# WORK INSTRUCTION
Work through the records that follow and return each line containing the word "name".

# Saved data entries
■ ■ ■ ■ ■ ■ ■

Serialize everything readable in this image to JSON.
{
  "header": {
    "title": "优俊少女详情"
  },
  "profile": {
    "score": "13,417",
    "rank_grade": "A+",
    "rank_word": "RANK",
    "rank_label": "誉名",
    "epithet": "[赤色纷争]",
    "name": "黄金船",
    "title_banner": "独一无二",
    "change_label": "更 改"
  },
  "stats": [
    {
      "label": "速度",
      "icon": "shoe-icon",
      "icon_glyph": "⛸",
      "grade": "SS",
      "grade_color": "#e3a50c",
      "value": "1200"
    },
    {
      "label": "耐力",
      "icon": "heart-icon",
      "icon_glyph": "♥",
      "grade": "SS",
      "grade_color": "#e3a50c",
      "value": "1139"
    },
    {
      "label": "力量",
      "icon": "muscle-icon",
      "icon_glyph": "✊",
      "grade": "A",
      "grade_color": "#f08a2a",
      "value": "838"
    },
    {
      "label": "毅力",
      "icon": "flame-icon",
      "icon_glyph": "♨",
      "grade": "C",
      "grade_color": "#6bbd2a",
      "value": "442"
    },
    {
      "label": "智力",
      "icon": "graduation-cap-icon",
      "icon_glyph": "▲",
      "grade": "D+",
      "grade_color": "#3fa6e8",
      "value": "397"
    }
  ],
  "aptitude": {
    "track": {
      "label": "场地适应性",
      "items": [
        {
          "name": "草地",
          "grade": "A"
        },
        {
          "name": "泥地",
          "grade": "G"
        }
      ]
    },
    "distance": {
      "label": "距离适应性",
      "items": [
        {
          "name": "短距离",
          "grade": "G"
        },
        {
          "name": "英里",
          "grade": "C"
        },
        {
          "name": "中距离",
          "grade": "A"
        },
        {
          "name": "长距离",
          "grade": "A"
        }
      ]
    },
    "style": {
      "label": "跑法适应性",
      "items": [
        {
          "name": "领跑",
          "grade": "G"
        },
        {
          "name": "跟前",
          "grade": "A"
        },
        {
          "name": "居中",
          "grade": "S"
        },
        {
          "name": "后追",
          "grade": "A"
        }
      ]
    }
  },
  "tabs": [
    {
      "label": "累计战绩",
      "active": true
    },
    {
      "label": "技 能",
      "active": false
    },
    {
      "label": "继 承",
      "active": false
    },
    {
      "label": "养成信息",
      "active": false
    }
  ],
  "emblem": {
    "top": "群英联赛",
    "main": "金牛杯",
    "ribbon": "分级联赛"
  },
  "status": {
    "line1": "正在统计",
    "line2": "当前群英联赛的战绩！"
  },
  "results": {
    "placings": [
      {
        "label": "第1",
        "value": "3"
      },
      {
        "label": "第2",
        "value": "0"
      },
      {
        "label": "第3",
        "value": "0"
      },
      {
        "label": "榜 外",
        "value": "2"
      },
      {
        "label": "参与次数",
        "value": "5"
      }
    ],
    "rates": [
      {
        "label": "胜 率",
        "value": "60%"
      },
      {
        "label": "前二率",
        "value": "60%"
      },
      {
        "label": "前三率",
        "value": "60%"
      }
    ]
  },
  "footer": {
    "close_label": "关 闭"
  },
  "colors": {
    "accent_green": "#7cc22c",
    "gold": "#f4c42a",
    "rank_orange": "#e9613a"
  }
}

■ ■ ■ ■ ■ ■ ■

# ANSWER BOX
    "name": "黄金船",
          "name": "草地",
          "name": "泥地",
          "name": "短距离",
          "name": "英里",
          "name": "中距离",
          "name": "长距离",
          "name": "领跑",
          "name": "跟前",
          "name": "居中",
          "name": "后追",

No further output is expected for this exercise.